This is often done by following a FODMAP elimination diet process, in which you start by temporarily eating a low FODMAP diet to see if it helps, then reintroduce FODMAPs one type at a time to learn which ones are causing your gastrointestinal symptoms. Talk to your doctor or dietitian about whether you should try a FODMAP elimination diet, especially if your symptoms haven’t yet been evaluated or if you have any history of disordered eating behavior. 

The low-FODMAP diet can be difficult to follow because it eliminates so many common foods. That's why it's important to work with a professional who can help you plan meals using low-FODMAP foods and find substitutes for high-FODMAP foods that you may typically eat. 

Doctor Diagnosis

How is FODMAP intolerance managed? 

Once FODMAP intolerance is identified through the elimination diet process, your dietitian can help you develop strategies to manage it. This can often be done by choosing smaller portions of foods that are the source of the problem FODMAPs. You may come away with a short list of foods to avoid, but our ultimate goal is to manage symptoms in the least restrictive way possible. 

Irritable Bowel Syndrome 

IBS is a chronic disorder of gut-brain interaction in which diet often plays a role. Low FODMAP diets have been shown to help up to 85% of people with irritable bowel syndrome (IBS) get improvement in symptoms, which include abdominal pain along with either diarrhea or constipation. That uncomfortable abdominal bloating frequently responds well to a low FODMAP diet, too. Medical practice guidelines suggest trying low FODMAP diets for people with inflammatory bowel disease, too, if they have IBS-like symptoms even though in remission from their Crohn's disease or ulcerative colitis. 

Irritable Bowel Syndrome

High FODMAP Foods 

Some common foods which can be high in FODMAPs, especially in large portions, include: 

  • Beans 
  • Milk 
  • Wheat 
  • Garlic 
  • Onions 
  • Apples 

If you would like to see a full list of foods high in FODMAPs then click here.  

Low FODMAP Foods 

Some common Low FODMAP foods that are especially low in FODMAPs include:  

  • Rice 
  • Quinoa 
  • Potatoes 
  • Eggs 
  • Tofu 
  • Chicken 
  • Beef 
  • Fish 
  • Lactose-Free Milk 

Many foods can be low, medium, or high in FODMAPs depending on the serving size.   

What is a Low FODMAP Diet? 

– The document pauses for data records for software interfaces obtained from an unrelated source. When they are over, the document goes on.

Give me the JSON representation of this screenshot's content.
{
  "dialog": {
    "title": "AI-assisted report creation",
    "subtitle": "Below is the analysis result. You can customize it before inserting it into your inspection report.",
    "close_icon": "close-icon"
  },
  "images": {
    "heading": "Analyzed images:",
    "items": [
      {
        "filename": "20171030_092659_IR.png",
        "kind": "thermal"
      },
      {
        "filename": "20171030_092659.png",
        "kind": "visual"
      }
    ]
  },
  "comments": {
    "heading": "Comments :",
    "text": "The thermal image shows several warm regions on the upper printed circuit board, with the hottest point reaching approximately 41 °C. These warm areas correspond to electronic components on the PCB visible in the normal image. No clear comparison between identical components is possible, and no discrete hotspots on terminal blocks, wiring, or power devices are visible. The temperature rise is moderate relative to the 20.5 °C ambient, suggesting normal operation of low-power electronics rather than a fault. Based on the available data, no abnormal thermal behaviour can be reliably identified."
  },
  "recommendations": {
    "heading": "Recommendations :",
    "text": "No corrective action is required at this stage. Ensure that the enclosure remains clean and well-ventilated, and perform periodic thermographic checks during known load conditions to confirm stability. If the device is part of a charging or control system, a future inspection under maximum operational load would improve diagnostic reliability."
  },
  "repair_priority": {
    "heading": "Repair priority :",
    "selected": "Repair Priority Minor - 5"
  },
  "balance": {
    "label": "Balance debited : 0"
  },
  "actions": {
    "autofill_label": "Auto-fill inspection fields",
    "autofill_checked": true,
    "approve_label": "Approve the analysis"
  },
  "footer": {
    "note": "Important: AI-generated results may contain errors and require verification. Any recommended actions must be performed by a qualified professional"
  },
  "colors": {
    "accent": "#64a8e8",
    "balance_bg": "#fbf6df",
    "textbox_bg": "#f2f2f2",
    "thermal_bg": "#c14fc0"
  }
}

If you have been diagnosed with FODMAP intolerance, your doctor or dietitian may recommend a low-FODMAP diet. This is a temporary diet that eliminates all high-FODMAP foods. The purpose of the diet is to allow your digestive system to rest and heal by eating only Low FODMAP foods for 2-4 weeks. After that period of time, you will slowly reintroduce high-FODMAP foods into your diet one by one to see how your body reacts. This will allow you to identify which high FODMAP foods you are sensitive to and allow you to personalize your diet to avoid those types of foods. 

 The low-FODMAP diet can be difficult to follow because it eliminates so many common foods. That's why it's important to work with a professional who can help you plan meals using low-FODMAP foods and find substitutes for high-FODMAP foods that you may typically eat. If you think you may have FODMAP intolerance, talk to your doctor or dietitian. They can help you get the information and support you need to manage your symptoms. 

How To Make the Low FODMAP diet Easy 

The Low FODMAP diet does not have to be difficult. ModifyHealth makes it super easy, by providing fully prepared Low FODMAP meals and optional dietitian support. Their service takes the shopping and cooking aspect out of the diet and lets you focus on the main goals of the diet, finding out your trigger foods.

When it comes to FODMAP intolerance, the best approach is to work with a professional as you temporarily avoid high-FODMAP foods. With a little bit of effort, you can successfully identify your FODMAP intolerances and manage your gastrointestinal symptoms. 

If you are interested in learning more about ModifyHealth’s Low FODMAP meal plan and dietitian support, then click the link: Low FODMAP meal plan